▶ [REQUIRED WORK] If a line of the records contains the string "report", copy it out.

Data records
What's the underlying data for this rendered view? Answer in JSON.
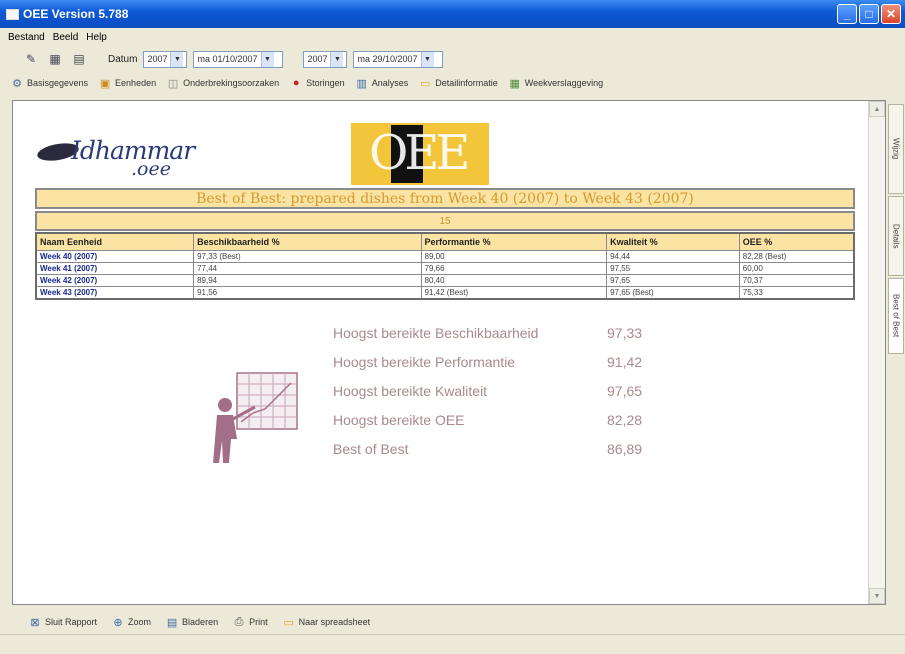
{
  "window": {
    "title": "OEE Version 5.788"
  },
  "menu": [
    "Bestand",
    "Beeld",
    "Help"
  ],
  "toolbar1": {
    "datum_label": "Datum",
    "combo1": {
      "year": "2007",
      "date": "ma 01/10/2007"
    },
    "combo2": {
      "year": "2007",
      "date": "ma 29/10/2007"
    }
  },
  "toolbar2": {
    "items": [
      {
        "icon": "settings-icon",
        "label": "Basisgegevens"
      },
      {
        "icon": "units-icon",
        "label": "Eenheden"
      },
      {
        "icon": "downtime-icon",
        "label": "Onderbrekingsoorzaken"
      },
      {
        "icon": "alert-icon",
        "label": "Storingen"
      },
      {
        "icon": "chart-icon",
        "label": "Analyses"
      },
      {
        "icon": "detail-icon",
        "label": "Detailinformatie"
      },
      {
        "icon": "report-icon",
        "label": "Weekverslaggeving"
      }
    ]
  },
  "sidetabs": [
    "Wijzig",
    "Details",
    "Best of Best"
  ],
  "report": {
    "logo": {
      "name": "Idhammar",
      "sub": ".oee"
    },
    "title": "Best of Best: prepared dishes from Week 40 (2007) to Week 43 (2007)",
    "subtitle": "15",
    "table": {
      "headers": [
        "Naam Eenheid",
        "Beschikbaarheid %",
        "Performantie %",
        "Kwaliteit %",
        "OEE %"
      ],
      "rows": [
        [
          "Week 40 (2007)",
          "97,33 (Best)",
          "89,00",
          "94,44",
          "82,28 (Best)"
        ],
        [
          "Week 41 (2007)",
          "77,44",
          "79,66",
          "97,55",
          "60,00"
        ],
        [
          "Week 42 (2007)",
          "89,94",
          "80,40",
          "97,65",
          "70,37"
        ],
        [
          "Week 43 (2007)",
          "91,56",
          "91,42 (Best)",
          "97,65 (Best)",
          "75,33"
        ]
      ]
    },
    "summary": [
      {
        "label": "Hoogst bereikte Beschikbaarheid",
        "value": "97,33"
      },
      {
        "label": "Hoogst bereikte Performantie",
        "value": "91,42"
      },
      {
        "label": "Hoogst bereikte Kwaliteit",
        "value": "97,65"
      },
      {
        "label": "Hoogst bereikte OEE",
        "value": "82,28"
      },
      {
        "label": "Best of Best",
        "value": "86,89"
      }
    ]
  },
  "bottombar": [
    {
      "icon": "close-report-icon",
      "label": "Sluit Rapport"
    },
    {
      "icon": "zoom-icon",
      "label": "Zoom"
    },
    {
      "icon": "browse-icon",
      "label": "Bladeren"
    },
    {
      "icon": "print-icon",
      "label": "Print"
    },
    {
      "icon": "export-icon",
      "label": "Naar spreadsheet"
    }
  ]
}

▶ [REPLY]
        "icon": "report-icon",
  "report": {
      "icon": "close-report-icon",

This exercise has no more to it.